Christian Giardini from Falmouth Bait & Tackle at Teaticket also had an interesting note on squid, in this case how another species might impact their population this season. One of his clients was heading to Edgartown earlier this week and saw an incredible number of scup feeding on the surface. Admit I was wondering about this information – I guess it’s the fisherman in me to question the veracity of the reports – but Christian assured me that this individual wouldn’t have identified them as scup unless to see them clearly. This report from a large number of scups had made Christian fear that they might break the squid schools when they finally showed up, making them harder to target.
Speaking of scup, the recreational season is open year round, with a size limit of nine inches and 30 fish per person per day. Remember, if you are fishing from a pleasure boat, the maximum limit per boat is 150 with five or more fishermen on board.
Typically, the best tautog fishing around the Upper Cape is in Buzzards Bay and again Jeff Hopwood of Maco’s in Buzzards Bay and Monument Beach provided a good example of the importance of temperature. Last Sunday he set off in search of tog towards Wareham, but with the tide flowing west of the canal, bringing cooler water from Cape Cod Bay, the water temperature was about about 44 degrees. Jeff and the crew managed to manage a few very small fish, under 12 inches, and he ultimately decided that if it was too cold for the tautog, it was too cold for him.

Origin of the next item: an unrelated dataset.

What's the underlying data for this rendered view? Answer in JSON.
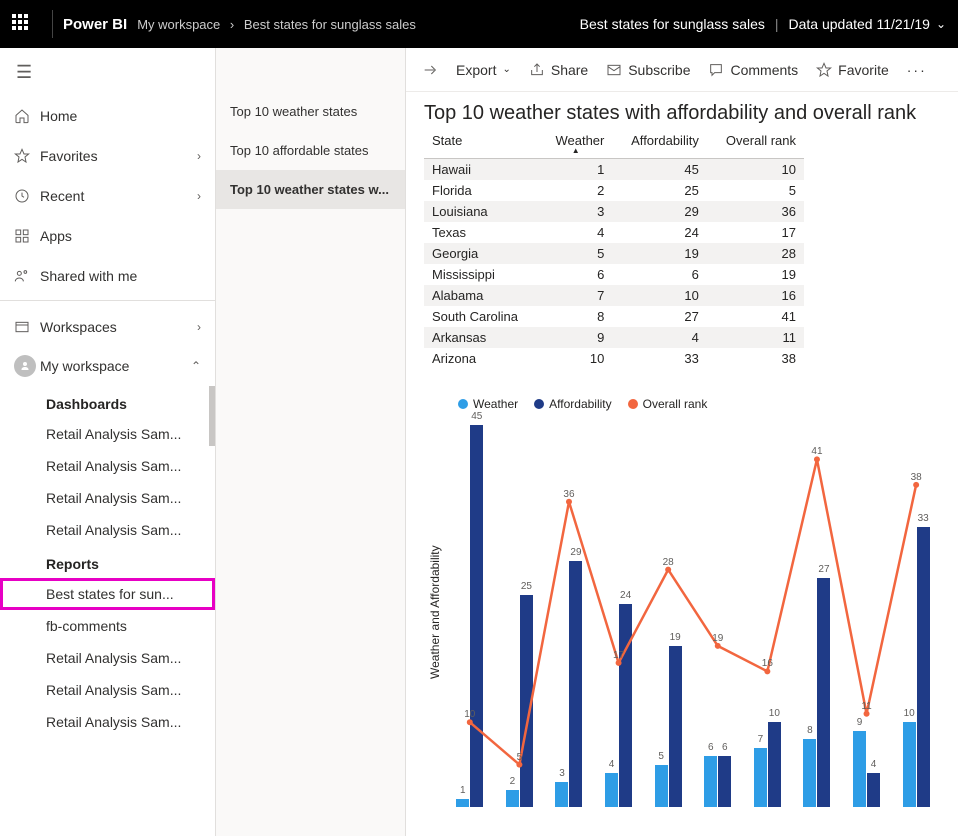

A couple of other fishermen he knows went out on Monday and got better results, this time on the East Current; the water temperature had risen to 46-47 degrees and they had managed to deal with some legal fish. One of them had set off from Hen Cove and the other from Phinney’s Harbor, so Jeff suspected they were fishing in the Wing’s Neck and Scraggy Neck areas, although there are plenty of structures to choose from in the upper section. of Buzzards Bay.
At the Sports Harbor in Hyannis, Amy Wrightson had news of a large 6.5-pound bill caught on a large minnow; she said he had a big belly and agreed with me that he was probably bigger than most of the early-season schoolchildren who will be caught in the next few weeks. The happy fisherman would only say he caught it in a local pond, but Amy also spoke of a 3.5-pound big mouth that was caught on a Rapala bait in Mashpee-Wakeby.
Regarding Largemouth Bass, AJ Coots suggested three categories of lures for early season work: Chatterbaits, Jerkbaits, and Rattletraps. These three elements can be worked slowly, which is important in cold, early season waters. Hanging Jerkbaits can be picked up and then stopped, at which point they’ll hold up to the depth they were worked on, keeping them facing a hungry, but lethargic bass. Chatterbaits are very versatile and can be paused, like hanging jerkbait, as well as being swam or jigged. Rattletraps are another slow-recovering bait and are particularly productive in ponds that serve as spawning grounds for migrating herring.
Although not many people target them, AJ added that most bigmouth ponds are home to a good number of pike, some of which reach impressive sizes.
One of the problems faced by freshwater anglers who prefer to keep their feet on dry land is the amount of shore available depending on the water level. AJ said it wasn’t a problem this year with so little rain; in fact, he laughed, pointing out that some of the litter areas he liked to fish in the past aren’t even underwater right now.
Cape Ponds are also home to a number of toad species, including crappie, and they may require a large, powerful pot, as was the case with the 1.9 pounds Christian G. weighed in midweek. . Lots of people fish for toads and panfish with jigs and even with small insects on a fly rod, but in this case the fisherman was using a minnow which is a good way to target larger fish, advised Christian.